Just when you thought that employers had thought of everything, now there is a new pre-employment test that identifies individuals whose minds might wander while they are on the job. The test developer, Professor Nilli Lavie, of University College London, said that her psychometric test could help weed out people who could be a risk in jobs such as pilots and bus drivers.
Psychometric testing reveals a lot about character traits among potential employees. As a result, many large companies are especially interested in using these tests before hiring someone.
This particular psychometric test relies on a series of similar letter puzzles that are flashed on a computer screen, measuring the response time for each one. Irrelevant numbers and letters also appeared on the edges of the screen in an attempt to distract the volunteer.
“Distraction at work can have serious implications — it is known to be associated with a higher risk of being involved in various types of accidents,” said Lavie. “There are many areas where productivity critically depends on the ability of staff to stay focused.”
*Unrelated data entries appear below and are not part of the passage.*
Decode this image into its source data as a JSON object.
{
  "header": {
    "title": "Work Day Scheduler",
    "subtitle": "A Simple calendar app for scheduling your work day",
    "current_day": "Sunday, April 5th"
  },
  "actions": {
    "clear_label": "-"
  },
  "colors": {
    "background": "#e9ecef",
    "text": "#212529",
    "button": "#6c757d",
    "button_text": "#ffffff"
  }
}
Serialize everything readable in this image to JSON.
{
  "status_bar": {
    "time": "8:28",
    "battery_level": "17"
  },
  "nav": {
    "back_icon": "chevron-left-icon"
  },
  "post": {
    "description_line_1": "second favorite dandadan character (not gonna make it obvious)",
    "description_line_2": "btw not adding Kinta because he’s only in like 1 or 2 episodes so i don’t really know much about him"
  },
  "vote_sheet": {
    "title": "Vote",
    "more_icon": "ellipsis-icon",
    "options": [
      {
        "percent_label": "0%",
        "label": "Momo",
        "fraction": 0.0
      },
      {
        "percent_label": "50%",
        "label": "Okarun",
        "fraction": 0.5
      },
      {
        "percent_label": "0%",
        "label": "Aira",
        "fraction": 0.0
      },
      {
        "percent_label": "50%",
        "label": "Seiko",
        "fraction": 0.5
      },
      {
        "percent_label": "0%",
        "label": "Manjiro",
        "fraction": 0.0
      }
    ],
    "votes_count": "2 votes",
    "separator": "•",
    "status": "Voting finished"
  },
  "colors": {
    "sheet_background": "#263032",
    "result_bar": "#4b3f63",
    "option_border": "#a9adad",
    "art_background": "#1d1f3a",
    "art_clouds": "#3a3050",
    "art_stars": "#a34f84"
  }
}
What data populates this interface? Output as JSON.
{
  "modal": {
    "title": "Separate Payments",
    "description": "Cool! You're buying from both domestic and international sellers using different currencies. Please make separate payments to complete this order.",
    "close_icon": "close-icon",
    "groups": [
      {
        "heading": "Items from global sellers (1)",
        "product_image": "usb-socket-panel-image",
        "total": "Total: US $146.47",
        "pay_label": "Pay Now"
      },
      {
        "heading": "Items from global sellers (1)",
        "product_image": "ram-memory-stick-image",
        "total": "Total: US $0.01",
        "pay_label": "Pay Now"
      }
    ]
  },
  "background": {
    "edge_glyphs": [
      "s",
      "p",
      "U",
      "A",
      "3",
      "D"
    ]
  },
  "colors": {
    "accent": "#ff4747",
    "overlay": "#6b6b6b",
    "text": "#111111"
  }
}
I understand that certain jobs should use such tests, but as a job seeker, I have found that the number of irrelevant and invasive personality tests and checks and whatnot go far beyond mere job safety and performance, having become downright invasive and, in my opinion, vindictive — meant to justify keeping the unemployed trapped in menial, tedious, low-paying jobs or left without any job at all. In my opinion, a potential employer should be required by law to reveal which particular tests they are using, what they are testing for, and they then must be required to destroy all test results upon making a hiring decision, regardless of whether or not they decide to hire the recruit. Something tells me this is not the current practice.